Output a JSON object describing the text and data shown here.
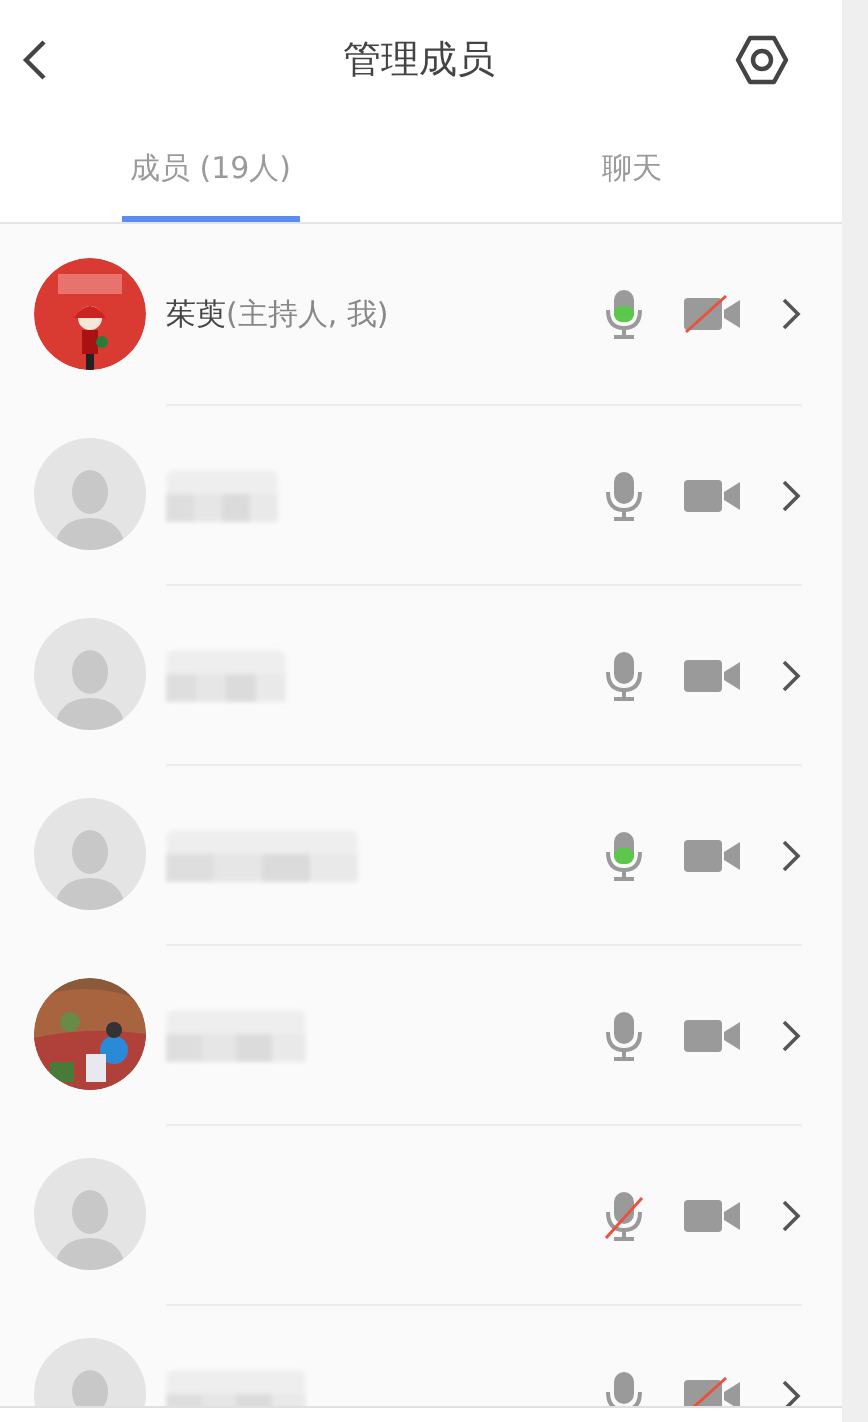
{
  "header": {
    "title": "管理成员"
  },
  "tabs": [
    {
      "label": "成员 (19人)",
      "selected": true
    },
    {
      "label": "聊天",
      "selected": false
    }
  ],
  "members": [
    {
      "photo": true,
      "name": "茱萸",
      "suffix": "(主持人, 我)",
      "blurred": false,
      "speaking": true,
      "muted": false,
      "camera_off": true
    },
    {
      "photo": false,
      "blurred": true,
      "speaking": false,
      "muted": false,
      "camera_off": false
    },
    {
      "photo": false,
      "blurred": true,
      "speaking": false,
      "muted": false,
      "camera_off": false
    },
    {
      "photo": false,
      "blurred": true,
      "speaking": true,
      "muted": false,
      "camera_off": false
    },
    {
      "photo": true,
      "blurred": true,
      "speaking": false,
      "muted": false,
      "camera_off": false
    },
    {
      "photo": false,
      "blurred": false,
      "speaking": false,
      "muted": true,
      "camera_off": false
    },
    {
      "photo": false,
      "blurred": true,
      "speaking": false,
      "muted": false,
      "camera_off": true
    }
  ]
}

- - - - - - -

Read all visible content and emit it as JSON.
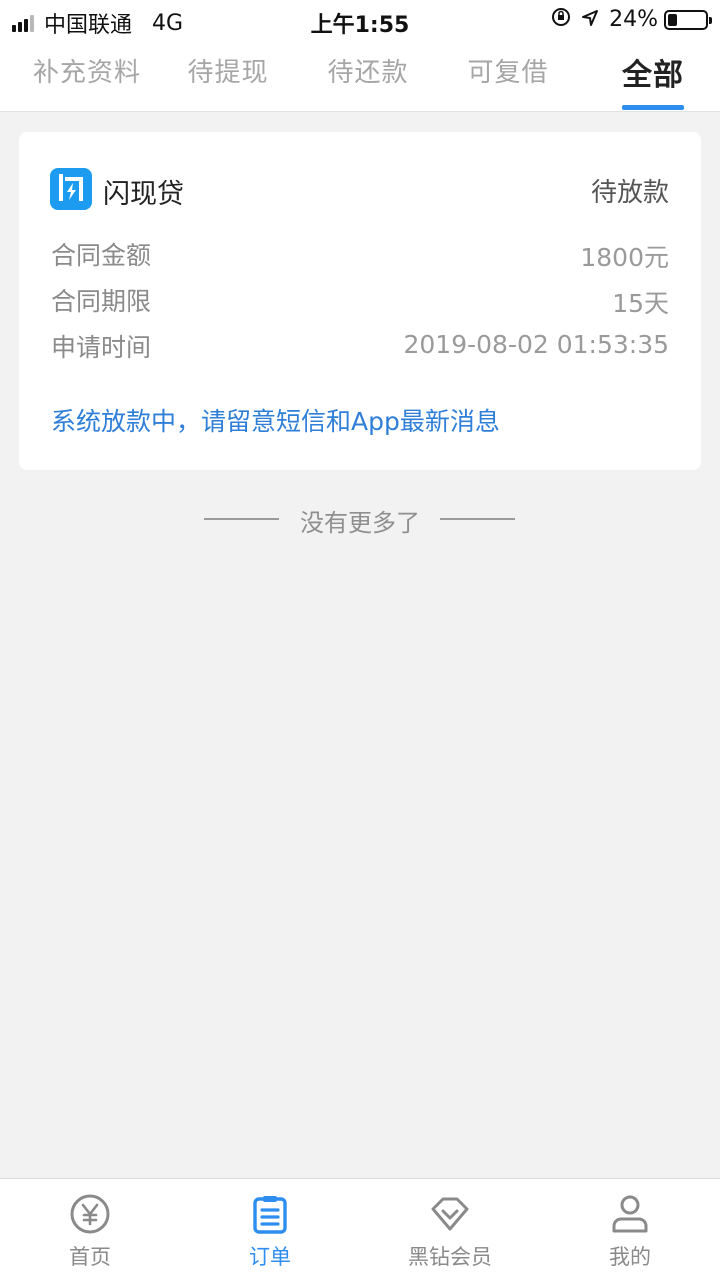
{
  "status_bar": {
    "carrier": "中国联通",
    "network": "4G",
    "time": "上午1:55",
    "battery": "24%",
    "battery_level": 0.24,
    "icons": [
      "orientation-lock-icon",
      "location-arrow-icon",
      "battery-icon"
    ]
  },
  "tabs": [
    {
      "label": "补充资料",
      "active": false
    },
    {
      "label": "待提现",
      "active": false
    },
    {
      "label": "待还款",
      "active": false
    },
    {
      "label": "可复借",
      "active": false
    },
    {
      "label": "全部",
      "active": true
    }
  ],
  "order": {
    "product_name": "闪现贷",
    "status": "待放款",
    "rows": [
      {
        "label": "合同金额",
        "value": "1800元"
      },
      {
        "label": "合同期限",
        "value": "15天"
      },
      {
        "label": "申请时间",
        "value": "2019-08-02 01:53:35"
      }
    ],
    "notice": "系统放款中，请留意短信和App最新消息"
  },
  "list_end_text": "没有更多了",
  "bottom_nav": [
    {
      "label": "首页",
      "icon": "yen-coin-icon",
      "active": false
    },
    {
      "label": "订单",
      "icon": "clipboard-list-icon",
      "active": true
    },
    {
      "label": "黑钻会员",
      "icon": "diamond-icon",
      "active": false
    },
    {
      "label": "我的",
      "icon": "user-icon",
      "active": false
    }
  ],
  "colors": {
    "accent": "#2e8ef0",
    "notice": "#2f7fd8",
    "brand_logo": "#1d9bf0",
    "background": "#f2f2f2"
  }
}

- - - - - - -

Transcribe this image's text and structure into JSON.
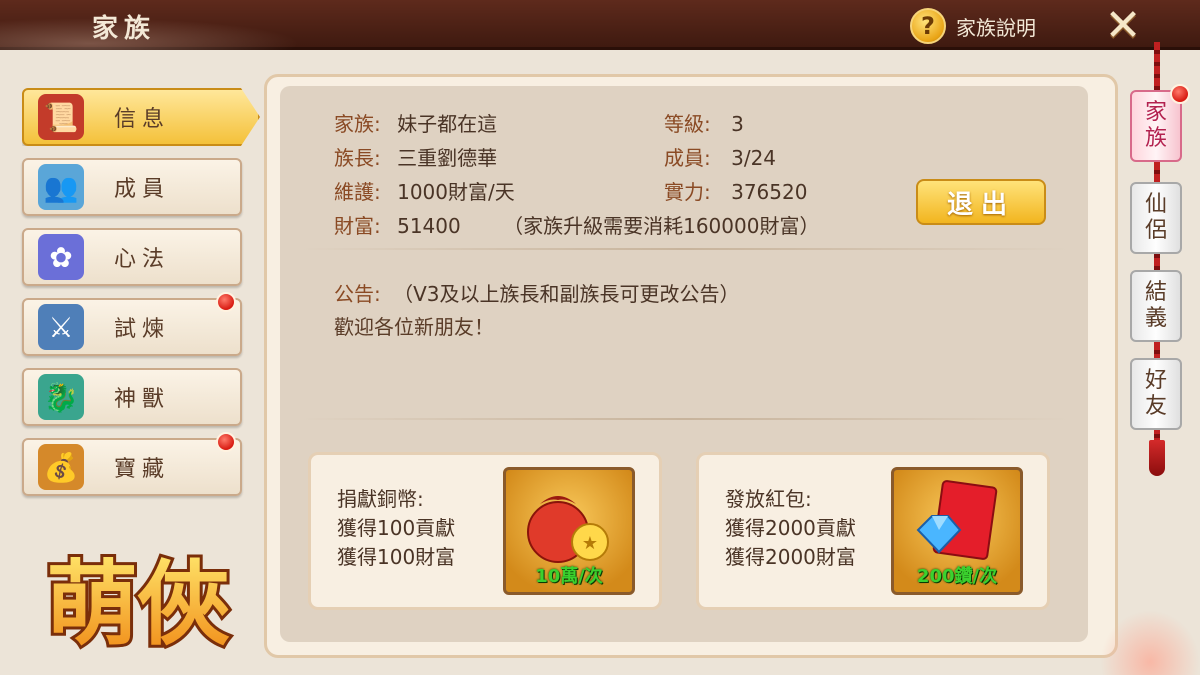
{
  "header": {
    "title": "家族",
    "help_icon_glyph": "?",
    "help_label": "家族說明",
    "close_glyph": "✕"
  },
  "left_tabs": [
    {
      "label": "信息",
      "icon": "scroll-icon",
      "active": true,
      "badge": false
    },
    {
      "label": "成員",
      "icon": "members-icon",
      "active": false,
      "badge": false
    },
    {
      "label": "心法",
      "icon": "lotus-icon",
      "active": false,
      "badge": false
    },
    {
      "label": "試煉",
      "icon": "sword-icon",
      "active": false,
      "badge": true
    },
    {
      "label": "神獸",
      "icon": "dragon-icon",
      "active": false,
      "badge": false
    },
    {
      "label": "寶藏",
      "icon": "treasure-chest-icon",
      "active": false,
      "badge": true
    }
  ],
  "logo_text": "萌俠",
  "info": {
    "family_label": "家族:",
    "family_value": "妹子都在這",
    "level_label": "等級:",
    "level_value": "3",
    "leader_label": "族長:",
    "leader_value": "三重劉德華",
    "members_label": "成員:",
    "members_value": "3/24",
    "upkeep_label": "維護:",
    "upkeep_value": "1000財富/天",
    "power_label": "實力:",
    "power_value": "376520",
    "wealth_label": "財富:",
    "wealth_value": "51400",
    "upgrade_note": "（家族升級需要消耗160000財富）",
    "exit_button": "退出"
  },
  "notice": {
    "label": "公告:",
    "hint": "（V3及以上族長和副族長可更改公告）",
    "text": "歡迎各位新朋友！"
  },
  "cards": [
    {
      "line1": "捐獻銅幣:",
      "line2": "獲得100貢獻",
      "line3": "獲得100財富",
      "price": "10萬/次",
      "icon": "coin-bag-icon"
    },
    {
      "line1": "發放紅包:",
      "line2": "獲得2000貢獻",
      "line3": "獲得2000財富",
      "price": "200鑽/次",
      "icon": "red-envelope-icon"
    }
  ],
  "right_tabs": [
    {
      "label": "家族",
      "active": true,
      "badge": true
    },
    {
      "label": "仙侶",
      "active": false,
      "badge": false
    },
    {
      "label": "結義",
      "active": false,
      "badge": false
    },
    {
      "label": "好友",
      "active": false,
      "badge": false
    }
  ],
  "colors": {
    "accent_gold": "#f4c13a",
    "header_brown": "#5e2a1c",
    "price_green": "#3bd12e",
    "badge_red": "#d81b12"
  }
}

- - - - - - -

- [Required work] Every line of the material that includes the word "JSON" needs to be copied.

- [Exercise answer]
Output a JSON object describing the text and data shown here.
Read all visible content and emit it as JSON.
Transcribe this image's text and structure into JSON.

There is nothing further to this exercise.